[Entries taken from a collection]

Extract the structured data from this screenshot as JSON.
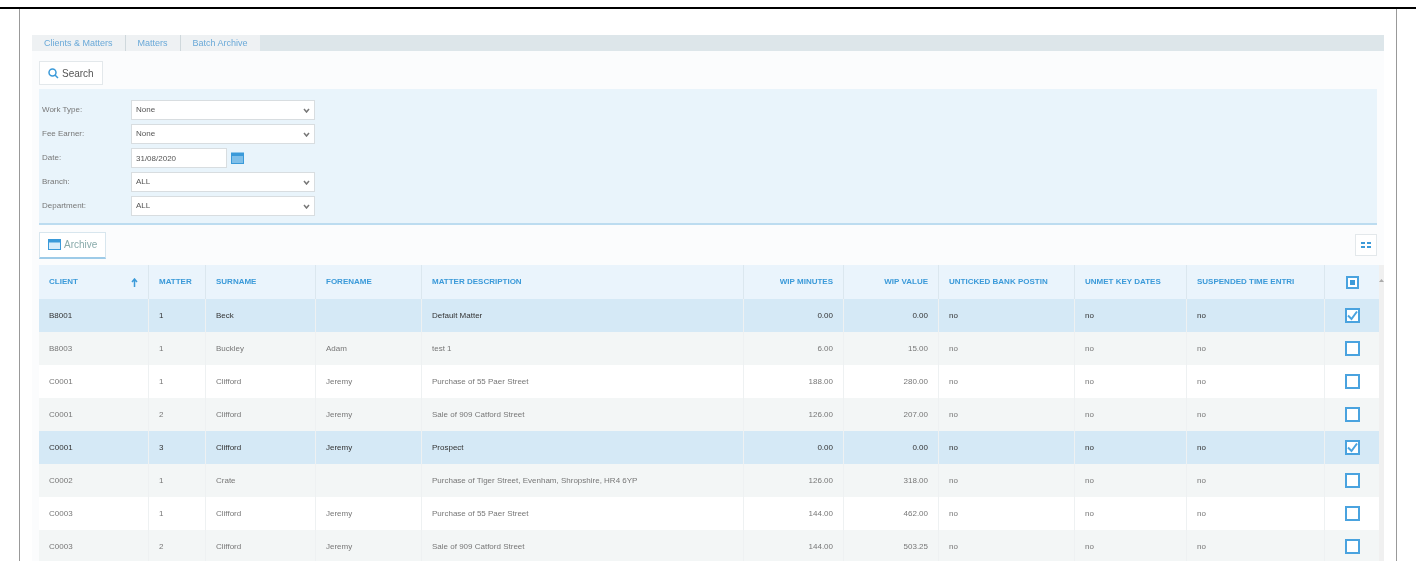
{
  "breadcrumbs": [
    {
      "label": "Clients & Matters"
    },
    {
      "label": "Matters"
    },
    {
      "label": "Batch Archive"
    }
  ],
  "search_button": {
    "label": "Search"
  },
  "filters": [
    {
      "label": "Work Type:",
      "kind": "select",
      "value": "None"
    },
    {
      "label": "Fee Earner:",
      "kind": "select",
      "value": "None"
    },
    {
      "label": "Date:",
      "kind": "date",
      "value": "31/08/2020"
    },
    {
      "label": "Branch:",
      "kind": "select",
      "value": "ALL"
    },
    {
      "label": "Department:",
      "kind": "select",
      "value": "ALL"
    }
  ],
  "archive_button": {
    "label": "Archive"
  },
  "table": {
    "columns": [
      {
        "label": "CLIENT",
        "sorted": true
      },
      {
        "label": "MATTER",
        "sorted": false
      },
      {
        "label": "SURNAME",
        "sorted": false
      },
      {
        "label": "FORENAME",
        "sorted": false
      },
      {
        "label": "MATTER DESCRIPTION",
        "sorted": false
      },
      {
        "label": "WIP MINUTES",
        "sorted": false
      },
      {
        "label": "WIP VALUE",
        "sorted": false
      },
      {
        "label": "UNTICKED BANK POSTIN",
        "sorted": false
      },
      {
        "label": "UNMET KEY DATES",
        "sorted": false
      },
      {
        "label": "SUSPENDED TIME ENTRI",
        "sorted": false
      }
    ],
    "select_all": {
      "indeterminate": true
    },
    "rows": [
      {
        "cells": [
          "B8001",
          "1",
          "Beck",
          "",
          "Default Matter",
          "0.00",
          "0.00",
          "no",
          "no",
          "no"
        ],
        "selected": true,
        "checked": true
      },
      {
        "cells": [
          "B8003",
          "1",
          "Buckley",
          "Adam",
          "test 1",
          "6.00",
          "15.00",
          "no",
          "no",
          "no"
        ],
        "selected": false,
        "checked": false
      },
      {
        "cells": [
          "C0001",
          "1",
          "Clifford",
          "Jeremy",
          "Purchase of 55 Paer Street",
          "188.00",
          "280.00",
          "no",
          "no",
          "no"
        ],
        "selected": false,
        "checked": false
      },
      {
        "cells": [
          "C0001",
          "2",
          "Clifford",
          "Jeremy",
          "Sale of 909 Catford Street",
          "126.00",
          "207.00",
          "no",
          "no",
          "no"
        ],
        "selected": false,
        "checked": false
      },
      {
        "cells": [
          "C0001",
          "3",
          "Clifford",
          "Jeremy",
          "Prospect",
          "0.00",
          "0.00",
          "no",
          "no",
          "no"
        ],
        "selected": true,
        "checked": true
      },
      {
        "cells": [
          "C0002",
          "1",
          "Crate",
          "",
          "Purchase of Tiger Street, Evenham, Shropshire, HR4 6YP",
          "126.00",
          "318.00",
          "no",
          "no",
          "no"
        ],
        "selected": false,
        "checked": false
      },
      {
        "cells": [
          "C0003",
          "1",
          "Clifford",
          "Jeremy",
          "Purchase of 55 Paer Street",
          "144.00",
          "462.00",
          "no",
          "no",
          "no"
        ],
        "selected": false,
        "checked": false
      },
      {
        "cells": [
          "C0003",
          "2",
          "Clifford",
          "Jeremy",
          "Sale of 909 Catford Street",
          "144.00",
          "503.25",
          "no",
          "no",
          "no"
        ],
        "selected": false,
        "checked": false
      }
    ]
  }
}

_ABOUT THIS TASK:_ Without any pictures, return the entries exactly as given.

_REPLY TO THE TASK:_
Extract the structured data from this screenshot as JSON.
{
  "breadcrumbs": [
    {
      "label": "Clients & Matters"
    },
    {
      "label": "Matters"
    },
    {
      "label": "Batch Archive"
    }
  ],
  "search_button": {
    "label": "Search"
  },
  "filters": [
    {
      "label": "Work Type:",
      "kind": "select",
      "value": "None"
    },
    {
      "label": "Fee Earner:",
      "kind": "select",
      "value": "None"
    },
    {
      "label": "Date:",
      "kind": "date",
      "value": "31/08/2020"
    },
    {
      "label": "Branch:",
      "kind": "select",
      "value": "ALL"
    },
    {
      "label": "Department:",
      "kind": "select",
      "value": "ALL"
    }
  ],
  "archive_button": {
    "label": "Archive"
  },
  "table": {
    "columns": [
      {
        "label": "CLIENT",
        "sorted": true
      },
      {
        "label": "MATTER",
        "sorted": false
      },
      {
        "label": "SURNAME",
        "sorted": false
      },
      {
        "label": "FORENAME",
        "sorted": false
      },
      {
        "label": "MATTER DESCRIPTION",
        "sorted": false
      },
      {
        "label": "WIP MINUTES",
        "sorted": false
      },
      {
        "label": "WIP VALUE",
        "sorted": false
      },
      {
        "label": "UNTICKED BANK POSTIN",
        "sorted": false
      },
      {
        "label": "UNMET KEY DATES",
        "sorted": false
      },
      {
        "label": "SUSPENDED TIME ENTRI",
        "sorted": false
      }
    ],
    "select_all": {
      "indeterminate": true
    },
    "rows": [
      {
        "cells": [
          "B8001",
          "1",
          "Beck",
          "",
          "Default Matter",
          "0.00",
          "0.00",
          "no",
          "no",
          "no"
        ],
        "selected": true,
        "checked": true
      },
      {
        "cells": [
          "B8003",
          "1",
          "Buckley",
          "Adam",
          "test 1",
          "6.00",
          "15.00",
          "no",
          "no",
          "no"
        ],
        "selected": false,
        "checked": false
      },
      {
        "cells": [
          "C0001",
          "1",
          "Clifford",
          "Jeremy",
          "Purchase of 55 Paer Street",
          "188.00",
          "280.00",
          "no",
          "no",
          "no"
        ],
        "selected": false,
        "checked": false
      },
      {
        "cells": [
          "C0001",
          "2",
          "Clifford",
          "Jeremy",
          "Sale of 909 Catford Street",
          "126.00",
          "207.00",
          "no",
          "no",
          "no"
        ],
        "selected": false,
        "checked": false
      },
      {
        "cells": [
          "C0001",
          "3",
          "Clifford",
          "Jeremy",
          "Prospect",
          "0.00",
          "0.00",
          "no",
          "no",
          "no"
        ],
        "selected": true,
        "checked": true
      },
      {
        "cells": [
          "C0002",
          "1",
          "Crate",
          "",
          "Purchase of Tiger Street, Evenham, Shropshire, HR4 6YP",
          "126.00",
          "318.00",
          "no",
          "no",
          "no"
        ],
        "selected": false,
        "checked": false
      },
      {
        "cells": [
          "C0003",
          "1",
          "Clifford",
          "Jeremy",
          "Purchase of 55 Paer Street",
          "144.00",
          "462.00",
          "no",
          "no",
          "no"
        ],
        "selected": false,
        "checked": false
      },
      {
        "cells": [
          "C0003",
          "2",
          "Clifford",
          "Jeremy",
          "Sale of 909 Catford Street",
          "144.00",
          "503.25",
          "no",
          "no",
          "no"
        ],
        "selected": false,
        "checked": false
      }
    ]
  }
}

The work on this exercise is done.